- **Component data from apps and pages**:
------------------------------

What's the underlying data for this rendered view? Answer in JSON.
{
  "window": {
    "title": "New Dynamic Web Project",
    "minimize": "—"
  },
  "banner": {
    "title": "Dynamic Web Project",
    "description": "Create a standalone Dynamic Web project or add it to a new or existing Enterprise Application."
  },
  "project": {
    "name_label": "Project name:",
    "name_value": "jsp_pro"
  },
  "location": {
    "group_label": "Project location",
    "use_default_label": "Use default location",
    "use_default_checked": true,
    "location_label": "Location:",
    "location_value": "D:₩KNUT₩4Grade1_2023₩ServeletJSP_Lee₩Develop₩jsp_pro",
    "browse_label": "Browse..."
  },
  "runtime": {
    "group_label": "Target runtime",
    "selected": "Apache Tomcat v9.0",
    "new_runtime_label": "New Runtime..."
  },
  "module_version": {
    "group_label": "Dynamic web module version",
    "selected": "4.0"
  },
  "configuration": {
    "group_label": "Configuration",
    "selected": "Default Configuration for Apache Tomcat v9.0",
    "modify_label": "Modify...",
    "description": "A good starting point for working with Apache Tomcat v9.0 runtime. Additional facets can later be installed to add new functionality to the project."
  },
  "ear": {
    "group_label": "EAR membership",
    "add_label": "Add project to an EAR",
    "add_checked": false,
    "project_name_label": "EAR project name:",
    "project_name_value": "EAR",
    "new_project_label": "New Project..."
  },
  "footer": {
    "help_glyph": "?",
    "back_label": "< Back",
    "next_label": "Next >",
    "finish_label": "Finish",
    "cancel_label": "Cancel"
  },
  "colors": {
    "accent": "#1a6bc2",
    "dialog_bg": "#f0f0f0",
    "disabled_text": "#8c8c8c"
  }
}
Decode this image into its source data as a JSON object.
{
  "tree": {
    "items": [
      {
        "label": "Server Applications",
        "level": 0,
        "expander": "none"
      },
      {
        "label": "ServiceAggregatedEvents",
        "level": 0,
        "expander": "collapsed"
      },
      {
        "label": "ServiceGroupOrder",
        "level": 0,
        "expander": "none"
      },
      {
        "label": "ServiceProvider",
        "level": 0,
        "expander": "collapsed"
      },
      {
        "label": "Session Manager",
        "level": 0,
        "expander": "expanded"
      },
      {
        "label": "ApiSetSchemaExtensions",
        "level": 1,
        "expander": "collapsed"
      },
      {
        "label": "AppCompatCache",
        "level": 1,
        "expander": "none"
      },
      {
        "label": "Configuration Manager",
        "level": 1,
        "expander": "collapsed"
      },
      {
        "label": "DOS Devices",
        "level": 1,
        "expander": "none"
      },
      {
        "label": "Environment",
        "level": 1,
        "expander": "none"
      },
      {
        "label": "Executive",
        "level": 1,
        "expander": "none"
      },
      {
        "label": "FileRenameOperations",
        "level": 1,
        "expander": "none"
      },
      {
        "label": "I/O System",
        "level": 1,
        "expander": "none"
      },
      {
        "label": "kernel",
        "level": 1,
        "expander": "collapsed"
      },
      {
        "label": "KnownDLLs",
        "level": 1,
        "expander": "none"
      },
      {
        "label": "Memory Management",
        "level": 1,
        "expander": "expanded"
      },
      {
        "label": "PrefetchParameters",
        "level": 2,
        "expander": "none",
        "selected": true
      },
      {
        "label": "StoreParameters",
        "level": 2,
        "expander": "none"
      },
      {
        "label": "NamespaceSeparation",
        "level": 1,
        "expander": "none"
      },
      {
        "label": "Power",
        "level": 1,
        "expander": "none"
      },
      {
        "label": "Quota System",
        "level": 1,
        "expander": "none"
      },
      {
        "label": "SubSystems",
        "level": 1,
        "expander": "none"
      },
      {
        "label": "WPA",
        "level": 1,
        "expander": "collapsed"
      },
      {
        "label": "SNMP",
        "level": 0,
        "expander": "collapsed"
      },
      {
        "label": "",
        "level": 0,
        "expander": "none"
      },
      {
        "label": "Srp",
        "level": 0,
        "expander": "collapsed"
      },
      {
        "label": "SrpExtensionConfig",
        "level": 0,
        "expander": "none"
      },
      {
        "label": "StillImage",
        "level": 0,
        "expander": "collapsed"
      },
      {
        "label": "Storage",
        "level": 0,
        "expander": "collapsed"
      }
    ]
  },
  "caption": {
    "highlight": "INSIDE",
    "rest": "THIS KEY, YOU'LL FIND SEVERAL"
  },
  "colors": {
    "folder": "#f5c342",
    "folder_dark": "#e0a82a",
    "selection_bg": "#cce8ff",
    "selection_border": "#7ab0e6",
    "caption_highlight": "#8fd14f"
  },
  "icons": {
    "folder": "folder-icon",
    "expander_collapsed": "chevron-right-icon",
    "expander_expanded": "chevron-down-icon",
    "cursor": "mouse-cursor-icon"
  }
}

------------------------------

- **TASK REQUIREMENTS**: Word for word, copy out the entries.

- **SOLUTION TO THIS PROBLEM**:
What's the underlying data for this rendered view? Answer in JSON.
{
  "window": {
    "title": "New Dynamic Web Project",
    "minimize": "—"
  },
  "banner": {
    "title": "Dynamic Web Project",
    "description": "Create a standalone Dynamic Web project or add it to a new or existing Enterprise Application."
  },
  "project": {
    "name_label": "Project name:",
    "name_value": "jsp_pro"
  },
  "location": {
    "group_label": "Project location",
    "use_default_label": "Use default location",
    "use_default_checked": true,
    "location_label": "Location:",
    "location_value": "D:₩KNUT₩4Grade1_2023₩ServeletJSP_Lee₩Develop₩jsp_pro",
    "browse_label": "Browse..."
  },
  "runtime": {
    "group_label": "Target runtime",
    "selected": "Apache Tomcat v9.0",
    "new_runtime_label": "New Runtime..."
  },
  "module_version": {
    "group_label": "Dynamic web module version",
    "selected": "4.0"
  },
  "configuration": {
    "group_label": "Configuration",
    "selected": "Default Configuration for Apache Tomcat v9.0",
    "modify_label": "Modify...",
    "description": "A good starting point for working with Apache Tomcat v9.0 runtime. Additional facets can later be installed to add new functionality to the project."
  },
  "ear": {
    "group_label": "EAR membership",
    "add_label": "Add project to an EAR",
    "add_checked": false,
    "project_name_label": "EAR project name:",
    "project_name_value": "EAR",
    "new_project_label": "New Project..."
  },
  "footer": {
    "help_glyph": "?",
    "back_label": "< Back",
    "next_label": "Next >",
    "finish_label": "Finish",
    "cancel_label": "Cancel"
  },
  "colors": {
    "accent": "#1a6bc2",
    "dialog_bg": "#f0f0f0",
    "disabled_text": "#8c8c8c"
  }
}
Decode this image into its source data as a JSON object.
{
  "tree": {
    "items": [
      {
        "label": "Server Applications",
        "level": 0,
        "expander": "none"
      },
      {
        "label": "ServiceAggregatedEvents",
        "level": 0,
        "expander": "collapsed"
      },
      {
        "label": "ServiceGroupOrder",
        "level": 0,
        "expander": "none"
      },
      {
        "label": "ServiceProvider",
        "level": 0,
        "expander": "collapsed"
      },
      {
        "label": "Session Manager",
        "level": 0,
        "expander": "expanded"
      },
      {
        "label": "ApiSetSchemaExtensions",
        "level": 1,
        "expander": "collapsed"
      },
      {
        "label": "AppCompatCache",
        "level": 1,
        "expander": "none"
      },
      {
        "label": "Configuration Manager",
        "level": 1,
        "expander": "collapsed"
      },
      {
        "label": "DOS Devices",
        "level": 1,
        "expander": "none"
      },
      {
        "label": "Environment",
        "level": 1,
        "expander": "none"
      },
      {
        "label": "Executive",
        "level": 1,
        "expander": "none"
      },
      {
        "label": "FileRenameOperations",
        "level": 1,
        "expander": "none"
      },
      {
        "label": "I/O System",
        "level": 1,
        "expander": "none"
      },
      {
        "label": "kernel",
        "level": 1,
        "expander": "collapsed"
      },
      {
        "label": "KnownDLLs",
        "level": 1,
        "expander": "none"
      },
      {
        "label": "Memory Management",
        "level": 1,
        "expander": "expanded"
      },
      {
        "label": "PrefetchParameters",
        "level": 2,
        "expander": "none",
        "selected": true
      },
      {
        "label": "StoreParameters",
        "level": 2,
        "expander": "none"
      },
      {
        "label": "NamespaceSeparation",
        "level": 1,
        "expander": "none"
      },
      {
        "label": "Power",
        "level": 1,
        "expander": "none"
      },
      {
        "label": "Quota System",
        "level": 1,
        "expander": "none"
      },
      {
        "label": "SubSystems",
        "level": 1,
        "expander": "none"
      },
      {
        "label": "WPA",
        "level": 1,
        "expander": "collapsed"
      },
      {
        "label": "SNMP",
        "level": 0,
        "expander": "collapsed"
      },
      {
        "label": "",
        "level": 0,
        "expander": "none"
      },
      {
        "label": "Srp",
        "level": 0,
        "expander": "collapsed"
      },
      {
        "label": "SrpExtensionConfig",
        "level": 0,
        "expander": "none"
      },
      {
        "label": "StillImage",
        "level": 0,
        "expander": "collapsed"
      },
      {
        "label": "Storage",
        "level": 0,
        "expander": "collapsed"
      }
    ]
  },
  "caption": {
    "highlight": "INSIDE",
    "rest": "THIS KEY, YOU'LL FIND SEVERAL"
  },
  "colors": {
    "folder": "#f5c342",
    "folder_dark": "#e0a82a",
    "selection_bg": "#cce8ff",
    "selection_border": "#7ab0e6",
    "caption_highlight": "#8fd14f"
  },
  "icons": {
    "folder": "folder-icon",
    "expander_collapsed": "chevron-right-icon",
    "expander_expanded": "chevron-down-icon",
    "cursor": "mouse-cursor-icon"
  }
}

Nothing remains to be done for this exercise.